In my recent post, How We Pray 1, I talked about how the concept of salah, and some of the postures, existed before Islam. We can understand that salah, when used in the Qur'an referring to human beings (please see Definition of Salah) generally means worship. Looking at Biblical descriptions of the worship of prophets, we see them falling on their faces. But there is even more evidence in the Qur'an as to what salah looked like, or included as far as postures, in the Qur'an.
That's why this is a part 2 post, it's just further elaborating on some points I already discussed.
One thing that the Qur'an describes is praying in the House of Allah, which is the Ka'ba. This is something we can read in Surat al-Baqarah (2:125.) Surah Ale Imran describes Zakariyyah praying in a mihrab, a chamber or private room (3:39.) And Surah Sad mentions a mihrab of Dawud (38:21.) Surah Yunus describes taking houses as places of prayer for Musa and Harun in Egypt (10:87.) Surah Ale Imran includes instructions to Mary about prostrating and bowing, and it tells her to bow along with those who bow, indicating congregatoinal prayer (3:43.) Surat al-Hajj mentions standing, bowing, prostration, and circumambulation (22:26.) Also mentioned is that salah is for dhikr, rememberance of Allah, as in Surah Taha (20:14.)

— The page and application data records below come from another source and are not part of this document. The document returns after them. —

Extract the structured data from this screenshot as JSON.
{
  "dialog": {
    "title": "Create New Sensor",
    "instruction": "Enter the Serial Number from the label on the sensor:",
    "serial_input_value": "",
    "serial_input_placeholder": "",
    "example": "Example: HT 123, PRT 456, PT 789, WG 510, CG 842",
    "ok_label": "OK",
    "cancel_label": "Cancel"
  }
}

I mention these references just to point out that some postures and particulars of prayer, in addition to being universal demonstrations of humility and devotion, are also part of the salah in times before Islam, one more thing which gives our daily salah special significance.